** Opening Data supplied block **

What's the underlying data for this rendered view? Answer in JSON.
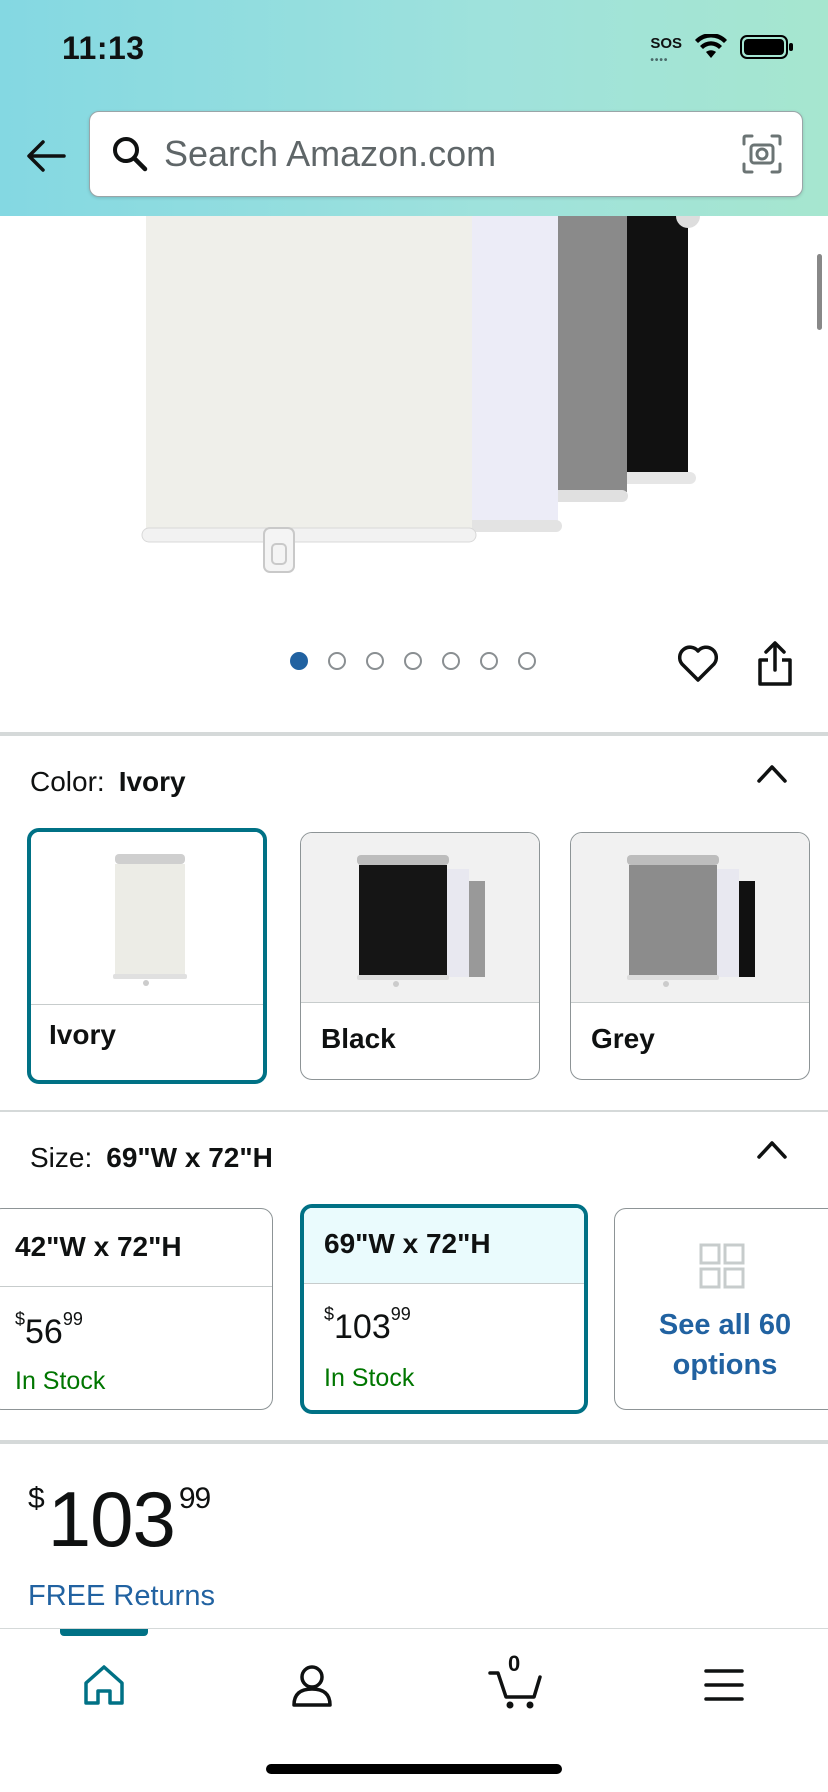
{
  "status_bar": {
    "time": "11:13",
    "sos": "SOS"
  },
  "search": {
    "placeholder": "Search Amazon.com"
  },
  "gallery": {
    "dot_count": 7,
    "active_index": 0
  },
  "color": {
    "label": "Color:",
    "selected": "Ivory",
    "options": [
      {
        "label": "Ivory",
        "selected": true
      },
      {
        "label": "Black",
        "selected": false
      },
      {
        "label": "Grey",
        "selected": false
      }
    ]
  },
  "size": {
    "label": "Size:",
    "selected": "69\"W x 72\"H",
    "options": [
      {
        "name": "42\"W x 72\"H",
        "price_whole": "56",
        "price_cents": "99",
        "currency": "$",
        "stock": "In Stock",
        "selected": false
      },
      {
        "name": "69\"W x 72\"H",
        "price_whole": "103",
        "price_cents": "99",
        "currency": "$",
        "stock": "In Stock",
        "selected": true
      }
    ],
    "see_all": "See all 60 options"
  },
  "price": {
    "currency": "$",
    "whole": "103",
    "cents": "99"
  },
  "returns": "FREE Returns",
  "tabbar": {
    "cart_count": "0",
    "active": "home"
  },
  "colors": {
    "accent": "#007185",
    "link": "#2162a1",
    "stock": "#007600"
  }
}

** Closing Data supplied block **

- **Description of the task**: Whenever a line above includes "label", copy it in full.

- **Finished exercise**:
    "label": "Color:",
        "label": "Ivory",
        "label": "Black",
        "label": "Grey",
    "label": "Size:",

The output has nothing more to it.